Several different writing systems are used for Indian languages. The oldest writing systems from India are kharoshti and brahmi. In addition comes the inscriptions of Indus culture, which are not yet interpreted.
Kharoṣṭhī is a Northwestern alphabet that probably originated from an Eastern variant of Aramaic script used in Persia during the Akemenids.
This script was used to write the languages Sanskrit, Pali and Prakrit and the writing direction is from right to left.
The oldest known inscription is on a coin from the 300s BCE. Of the Ashoka inscriptions, the editions of Mansehra and Shahbazgarhi in Pakistan are written with kharoshti, which also after Ashoka was used on coins and inscriptions a few hundred years ahead. Manuscripts in kharoshti writing are found in Central Asia.
The Brāhmī script, which first appears in Ashoka inscriptions from the 20th century BCE. both in Northern and Southern India, read from left to right. The origin of the script has not been established, but there are many theories about its origin.
The script was early divided into two main types: a northern, Gupta-brahmi, which developed into devanagari and the other north Indian alphabets as well as the Tibetan alphabet, and a southern type, Pallava-brahmi, which became the beginning of South Indian alphabets. Also a number of alphabets in Southeast Asia outside India are developed by Brahmi script: Sinhalese, Burmese, Mon, Khmer, Thai, Javanese and more.

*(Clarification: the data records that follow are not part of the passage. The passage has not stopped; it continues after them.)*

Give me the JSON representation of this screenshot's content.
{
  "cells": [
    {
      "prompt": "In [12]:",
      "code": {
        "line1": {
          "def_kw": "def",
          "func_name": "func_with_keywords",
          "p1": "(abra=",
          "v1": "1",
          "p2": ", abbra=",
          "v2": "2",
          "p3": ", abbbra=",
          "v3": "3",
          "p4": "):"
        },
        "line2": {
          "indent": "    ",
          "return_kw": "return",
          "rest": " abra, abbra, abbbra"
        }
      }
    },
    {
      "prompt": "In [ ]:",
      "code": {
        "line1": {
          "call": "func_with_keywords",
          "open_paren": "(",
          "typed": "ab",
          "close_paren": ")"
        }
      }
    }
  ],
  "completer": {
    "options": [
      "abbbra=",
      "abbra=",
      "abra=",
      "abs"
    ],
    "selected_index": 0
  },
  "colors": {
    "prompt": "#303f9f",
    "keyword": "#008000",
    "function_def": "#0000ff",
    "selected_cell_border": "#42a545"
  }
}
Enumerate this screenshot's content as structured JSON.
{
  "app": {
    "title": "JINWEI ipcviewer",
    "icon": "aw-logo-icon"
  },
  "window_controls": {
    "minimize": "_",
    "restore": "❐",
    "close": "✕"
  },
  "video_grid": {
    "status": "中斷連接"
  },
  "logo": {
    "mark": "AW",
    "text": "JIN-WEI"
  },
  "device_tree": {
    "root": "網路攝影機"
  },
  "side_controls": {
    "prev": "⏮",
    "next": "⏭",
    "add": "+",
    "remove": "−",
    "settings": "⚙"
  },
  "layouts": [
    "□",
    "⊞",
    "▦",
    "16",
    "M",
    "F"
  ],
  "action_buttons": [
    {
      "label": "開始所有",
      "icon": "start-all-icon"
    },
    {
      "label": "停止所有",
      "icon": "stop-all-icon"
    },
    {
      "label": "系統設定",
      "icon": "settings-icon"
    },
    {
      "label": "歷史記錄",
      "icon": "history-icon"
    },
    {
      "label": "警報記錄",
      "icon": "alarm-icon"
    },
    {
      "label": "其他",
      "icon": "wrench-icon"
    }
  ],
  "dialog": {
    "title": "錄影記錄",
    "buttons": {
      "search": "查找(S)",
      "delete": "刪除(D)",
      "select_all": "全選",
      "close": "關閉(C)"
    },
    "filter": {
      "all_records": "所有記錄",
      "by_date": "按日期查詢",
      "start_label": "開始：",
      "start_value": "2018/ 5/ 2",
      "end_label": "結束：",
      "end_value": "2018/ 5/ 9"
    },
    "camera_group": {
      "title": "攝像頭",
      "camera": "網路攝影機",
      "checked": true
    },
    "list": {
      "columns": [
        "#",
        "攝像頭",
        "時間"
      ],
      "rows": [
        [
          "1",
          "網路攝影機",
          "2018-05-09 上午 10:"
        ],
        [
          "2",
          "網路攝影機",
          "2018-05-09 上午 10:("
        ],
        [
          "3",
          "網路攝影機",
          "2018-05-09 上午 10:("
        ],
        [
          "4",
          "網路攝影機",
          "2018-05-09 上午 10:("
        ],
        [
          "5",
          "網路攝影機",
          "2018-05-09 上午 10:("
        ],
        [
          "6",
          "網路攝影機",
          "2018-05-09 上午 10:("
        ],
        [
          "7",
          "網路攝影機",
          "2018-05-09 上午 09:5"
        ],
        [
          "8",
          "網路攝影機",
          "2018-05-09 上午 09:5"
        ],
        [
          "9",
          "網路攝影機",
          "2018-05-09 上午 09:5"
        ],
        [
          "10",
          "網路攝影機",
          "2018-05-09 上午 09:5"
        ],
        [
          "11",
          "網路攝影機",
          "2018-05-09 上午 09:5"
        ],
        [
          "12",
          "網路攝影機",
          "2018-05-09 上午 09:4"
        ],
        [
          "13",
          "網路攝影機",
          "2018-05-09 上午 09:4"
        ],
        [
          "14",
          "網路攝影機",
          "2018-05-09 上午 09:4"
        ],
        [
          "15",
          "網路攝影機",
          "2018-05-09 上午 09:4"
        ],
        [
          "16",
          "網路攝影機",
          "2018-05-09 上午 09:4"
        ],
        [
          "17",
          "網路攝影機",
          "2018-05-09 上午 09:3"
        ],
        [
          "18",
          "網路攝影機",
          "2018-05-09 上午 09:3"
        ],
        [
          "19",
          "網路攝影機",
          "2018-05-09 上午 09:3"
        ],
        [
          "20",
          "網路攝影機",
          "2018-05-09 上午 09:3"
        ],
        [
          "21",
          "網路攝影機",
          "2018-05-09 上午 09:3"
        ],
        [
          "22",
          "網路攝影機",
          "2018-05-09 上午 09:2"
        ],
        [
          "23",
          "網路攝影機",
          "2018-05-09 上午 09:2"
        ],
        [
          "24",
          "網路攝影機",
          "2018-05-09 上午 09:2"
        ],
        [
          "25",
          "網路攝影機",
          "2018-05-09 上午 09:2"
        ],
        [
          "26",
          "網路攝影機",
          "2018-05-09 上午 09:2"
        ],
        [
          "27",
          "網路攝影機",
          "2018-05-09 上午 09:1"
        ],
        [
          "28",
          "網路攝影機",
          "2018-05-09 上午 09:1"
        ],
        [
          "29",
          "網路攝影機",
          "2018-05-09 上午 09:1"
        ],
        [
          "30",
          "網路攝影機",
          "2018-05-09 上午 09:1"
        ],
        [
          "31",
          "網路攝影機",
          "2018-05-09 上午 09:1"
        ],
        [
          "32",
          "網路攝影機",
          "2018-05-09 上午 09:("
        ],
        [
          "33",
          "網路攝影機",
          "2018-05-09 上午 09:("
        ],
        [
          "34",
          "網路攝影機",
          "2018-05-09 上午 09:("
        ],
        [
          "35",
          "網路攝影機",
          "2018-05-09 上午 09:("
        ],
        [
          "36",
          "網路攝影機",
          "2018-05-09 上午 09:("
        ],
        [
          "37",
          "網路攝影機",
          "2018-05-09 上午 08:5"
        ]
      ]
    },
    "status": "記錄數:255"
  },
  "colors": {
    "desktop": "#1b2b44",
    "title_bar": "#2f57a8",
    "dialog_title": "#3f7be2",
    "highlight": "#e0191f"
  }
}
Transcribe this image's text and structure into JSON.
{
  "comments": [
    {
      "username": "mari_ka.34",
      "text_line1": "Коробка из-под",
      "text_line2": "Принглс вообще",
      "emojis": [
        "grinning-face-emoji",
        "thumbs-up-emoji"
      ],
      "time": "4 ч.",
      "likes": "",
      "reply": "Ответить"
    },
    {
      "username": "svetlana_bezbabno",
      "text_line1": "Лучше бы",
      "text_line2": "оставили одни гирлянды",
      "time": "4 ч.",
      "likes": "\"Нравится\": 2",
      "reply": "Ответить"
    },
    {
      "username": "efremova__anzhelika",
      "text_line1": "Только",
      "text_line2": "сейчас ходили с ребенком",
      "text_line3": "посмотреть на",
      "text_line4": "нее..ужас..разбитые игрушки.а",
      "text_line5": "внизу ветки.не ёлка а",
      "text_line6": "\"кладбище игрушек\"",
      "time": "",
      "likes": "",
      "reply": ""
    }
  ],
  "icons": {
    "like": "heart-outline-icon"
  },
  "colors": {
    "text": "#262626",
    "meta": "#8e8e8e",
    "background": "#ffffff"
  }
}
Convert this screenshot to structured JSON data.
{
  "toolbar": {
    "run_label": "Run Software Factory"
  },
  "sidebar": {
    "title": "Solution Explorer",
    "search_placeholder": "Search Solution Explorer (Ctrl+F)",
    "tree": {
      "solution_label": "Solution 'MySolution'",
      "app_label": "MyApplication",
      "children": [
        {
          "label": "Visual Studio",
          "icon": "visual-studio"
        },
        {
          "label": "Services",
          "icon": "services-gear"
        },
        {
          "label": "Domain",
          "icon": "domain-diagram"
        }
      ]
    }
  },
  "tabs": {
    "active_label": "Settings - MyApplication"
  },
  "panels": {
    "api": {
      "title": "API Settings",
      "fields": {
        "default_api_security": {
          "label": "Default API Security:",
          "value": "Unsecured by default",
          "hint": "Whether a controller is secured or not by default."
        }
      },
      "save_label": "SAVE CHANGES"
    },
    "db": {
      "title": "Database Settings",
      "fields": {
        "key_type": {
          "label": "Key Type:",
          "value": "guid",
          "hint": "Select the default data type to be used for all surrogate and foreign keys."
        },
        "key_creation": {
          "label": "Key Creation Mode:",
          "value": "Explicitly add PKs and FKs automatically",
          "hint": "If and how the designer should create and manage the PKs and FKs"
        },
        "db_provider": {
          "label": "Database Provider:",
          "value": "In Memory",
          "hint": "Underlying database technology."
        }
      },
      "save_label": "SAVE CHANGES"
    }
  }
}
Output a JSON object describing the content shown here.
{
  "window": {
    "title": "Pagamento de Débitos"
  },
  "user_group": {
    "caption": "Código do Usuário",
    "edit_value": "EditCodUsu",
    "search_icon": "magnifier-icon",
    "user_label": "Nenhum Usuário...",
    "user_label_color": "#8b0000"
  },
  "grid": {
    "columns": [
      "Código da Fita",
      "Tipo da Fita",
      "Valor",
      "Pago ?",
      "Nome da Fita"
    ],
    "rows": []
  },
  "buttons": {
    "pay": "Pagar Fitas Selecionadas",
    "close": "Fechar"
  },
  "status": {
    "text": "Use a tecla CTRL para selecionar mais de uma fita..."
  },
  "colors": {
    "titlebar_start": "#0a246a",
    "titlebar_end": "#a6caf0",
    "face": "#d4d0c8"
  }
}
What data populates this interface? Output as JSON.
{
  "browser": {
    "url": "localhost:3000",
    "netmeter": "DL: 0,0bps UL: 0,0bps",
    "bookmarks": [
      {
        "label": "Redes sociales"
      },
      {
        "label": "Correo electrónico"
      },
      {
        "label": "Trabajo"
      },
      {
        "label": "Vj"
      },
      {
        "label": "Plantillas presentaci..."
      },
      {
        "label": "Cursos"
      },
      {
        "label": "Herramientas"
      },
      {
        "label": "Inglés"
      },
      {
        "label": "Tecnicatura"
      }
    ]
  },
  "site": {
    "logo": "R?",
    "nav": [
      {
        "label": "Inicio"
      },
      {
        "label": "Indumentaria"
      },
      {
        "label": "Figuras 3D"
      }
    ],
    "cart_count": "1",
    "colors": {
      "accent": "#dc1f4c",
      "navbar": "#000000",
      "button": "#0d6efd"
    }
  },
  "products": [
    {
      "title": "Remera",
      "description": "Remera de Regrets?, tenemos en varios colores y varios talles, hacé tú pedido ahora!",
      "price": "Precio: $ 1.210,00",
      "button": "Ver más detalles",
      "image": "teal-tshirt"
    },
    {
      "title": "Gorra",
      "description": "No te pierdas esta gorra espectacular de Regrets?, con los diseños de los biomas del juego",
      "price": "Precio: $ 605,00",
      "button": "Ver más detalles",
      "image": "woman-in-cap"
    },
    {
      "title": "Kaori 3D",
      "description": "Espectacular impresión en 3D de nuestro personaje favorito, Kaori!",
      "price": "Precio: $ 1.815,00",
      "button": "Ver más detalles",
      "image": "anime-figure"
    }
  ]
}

Strictly speaking, these are not alphabets, but syllables, that is, writing systems where the individual character does not denote a single sound but a syllable. However, the syllables are formed according to certain rules, so that by learning about 100 characters and the rules for character construction will be able to recognize and use all the hundreds of syllables without having to learn them one by one. The majority of these syllables are phonetic and reproduce the sound systems of the languages quite carefully, while they are cumbersome and slow to write.
The Indian alphabets have their own numerical characters which led to a revolution in mathematics when they were conveyed to Europe by the Arabs as ” Arabic numerals “. The two ingenious innovations in this number system, compared to the Roman numerals, were partly the introduction of a special character for zero, and partly that the value of the individual number character is determined by the position of the digit in the number.
Muslims in South Asia often preferred to write their languages in Arabic script, which was eventually provided with extra characters to express sounds not found in Arabic. Of the Indian languages, today only Urdu and Sindhi are written in Arabic, while Dhivehi – the national language of the Maldives – is written in his own writing, Thaana.
Latin letters are used for some minor languages that have become written languages through Christian mission. Such languages are, for example, khasi in Meghalaya, Konkani in Goa and santali in Jharkhand.
In India, languages are often identified by writing, and it gives the language the prestige of having its own alphabet. Among other things, a separate writing, Ol Chiki / Ol Cemetʼ, was made for santali for use in the elementary school in santalizing areas of West Bengal.